#### Recorded information
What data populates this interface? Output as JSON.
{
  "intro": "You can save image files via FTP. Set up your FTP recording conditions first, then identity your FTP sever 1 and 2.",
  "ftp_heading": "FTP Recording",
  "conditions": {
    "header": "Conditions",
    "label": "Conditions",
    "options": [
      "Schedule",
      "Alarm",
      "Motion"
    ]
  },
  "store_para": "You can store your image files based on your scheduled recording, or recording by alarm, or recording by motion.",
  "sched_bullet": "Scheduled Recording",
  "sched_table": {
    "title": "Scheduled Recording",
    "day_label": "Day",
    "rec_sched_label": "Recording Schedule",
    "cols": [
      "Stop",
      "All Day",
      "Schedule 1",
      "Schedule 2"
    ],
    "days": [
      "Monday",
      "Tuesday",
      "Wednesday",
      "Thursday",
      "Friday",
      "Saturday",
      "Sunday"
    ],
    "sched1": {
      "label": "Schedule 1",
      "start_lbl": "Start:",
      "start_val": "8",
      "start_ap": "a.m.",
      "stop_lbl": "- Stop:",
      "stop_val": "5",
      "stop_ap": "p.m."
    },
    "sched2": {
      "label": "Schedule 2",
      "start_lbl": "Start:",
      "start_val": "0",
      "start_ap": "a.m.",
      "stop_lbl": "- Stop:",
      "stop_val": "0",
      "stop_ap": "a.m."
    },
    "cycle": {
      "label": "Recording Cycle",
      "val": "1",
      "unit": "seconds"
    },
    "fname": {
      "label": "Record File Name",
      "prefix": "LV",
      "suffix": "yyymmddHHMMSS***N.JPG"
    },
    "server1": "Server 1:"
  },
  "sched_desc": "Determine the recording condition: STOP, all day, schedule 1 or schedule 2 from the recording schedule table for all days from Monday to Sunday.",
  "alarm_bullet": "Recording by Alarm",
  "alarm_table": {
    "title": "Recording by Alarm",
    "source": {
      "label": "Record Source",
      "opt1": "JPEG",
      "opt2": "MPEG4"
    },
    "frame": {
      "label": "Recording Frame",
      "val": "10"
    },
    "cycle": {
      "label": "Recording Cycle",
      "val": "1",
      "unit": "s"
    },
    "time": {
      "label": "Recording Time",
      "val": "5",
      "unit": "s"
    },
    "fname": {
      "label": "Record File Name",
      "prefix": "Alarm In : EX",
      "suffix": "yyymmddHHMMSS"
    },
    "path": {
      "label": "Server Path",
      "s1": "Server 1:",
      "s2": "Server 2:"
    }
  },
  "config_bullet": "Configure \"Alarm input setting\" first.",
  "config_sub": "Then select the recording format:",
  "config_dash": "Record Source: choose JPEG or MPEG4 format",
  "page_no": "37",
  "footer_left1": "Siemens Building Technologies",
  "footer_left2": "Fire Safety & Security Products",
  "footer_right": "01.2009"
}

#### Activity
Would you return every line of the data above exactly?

#### Solution to this task
What data populates this interface? Output as JSON.
{
  "intro": "You can save image files via FTP. Set up your FTP recording conditions first, then identity your FTP sever 1 and 2.",
  "ftp_heading": "FTP Recording",
  "conditions": {
    "header": "Conditions",
    "label": "Conditions",
    "options": [
      "Schedule",
      "Alarm",
      "Motion"
    ]
  },
  "store_para": "You can store your image files based on your scheduled recording, or recording by alarm, or recording by motion.",
  "sched_bullet": "Scheduled Recording",
  "sched_table": {
    "title": "Scheduled Recording",
    "day_label": "Day",
    "rec_sched_label": "Recording Schedule",
    "cols": [
      "Stop",
      "All Day",
      "Schedule 1",
      "Schedule 2"
    ],
    "days": [
      "Monday",
      "Tuesday",
      "Wednesday",
      "Thursday",
      "Friday",
      "Saturday",
      "Sunday"
    ],
    "sched1": {
      "label": "Schedule 1",
      "start_lbl": "Start:",
      "start_val": "8",
      "start_ap": "a.m.",
      "stop_lbl": "- Stop:",
      "stop_val": "5",
      "stop_ap": "p.m."
    },
    "sched2": {
      "label": "Schedule 2",
      "start_lbl": "Start:",
      "start_val": "0",
      "start_ap": "a.m.",
      "stop_lbl": "- Stop:",
      "stop_val": "0",
      "stop_ap": "a.m."
    },
    "cycle": {
      "label": "Recording Cycle",
      "val": "1",
      "unit": "seconds"
    },
    "fname": {
      "label": "Record File Name",
      "prefix": "LV",
      "suffix": "yyymmddHHMMSS***N.JPG"
    },
    "server1": "Server 1:"
  },
  "sched_desc": "Determine the recording condition: STOP, all day, schedule 1 or schedule 2 from the recording schedule table for all days from Monday to Sunday.",
  "alarm_bullet": "Recording by Alarm",
  "alarm_table": {
    "title": "Recording by Alarm",
    "source": {
      "label": "Record Source",
      "opt1": "JPEG",
      "opt2": "MPEG4"
    },
    "frame": {
      "label": "Recording Frame",
      "val": "10"
    },
    "cycle": {
      "label": "Recording Cycle",
      "val": "1",
      "unit": "s"
    },
    "time": {
      "label": "Recording Time",
      "val": "5",
      "unit": "s"
    },
    "fname": {
      "label": "Record File Name",
      "prefix": "Alarm In : EX",
      "suffix": "yyymmddHHMMSS"
    },
    "path": {
      "label": "Server Path",
      "s1": "Server 1:",
      "s2": "Server 2:"
    }
  },
  "config_bullet": "Configure \"Alarm input setting\" first.",
  "config_sub": "Then select the recording format:",
  "config_dash": "Record Source: choose JPEG or MPEG4 format",
  "page_no": "37",
  "footer_left1": "Siemens Building Technologies",
  "footer_left2": "Fire Safety & Security Products",
  "footer_right": "01.2009"
}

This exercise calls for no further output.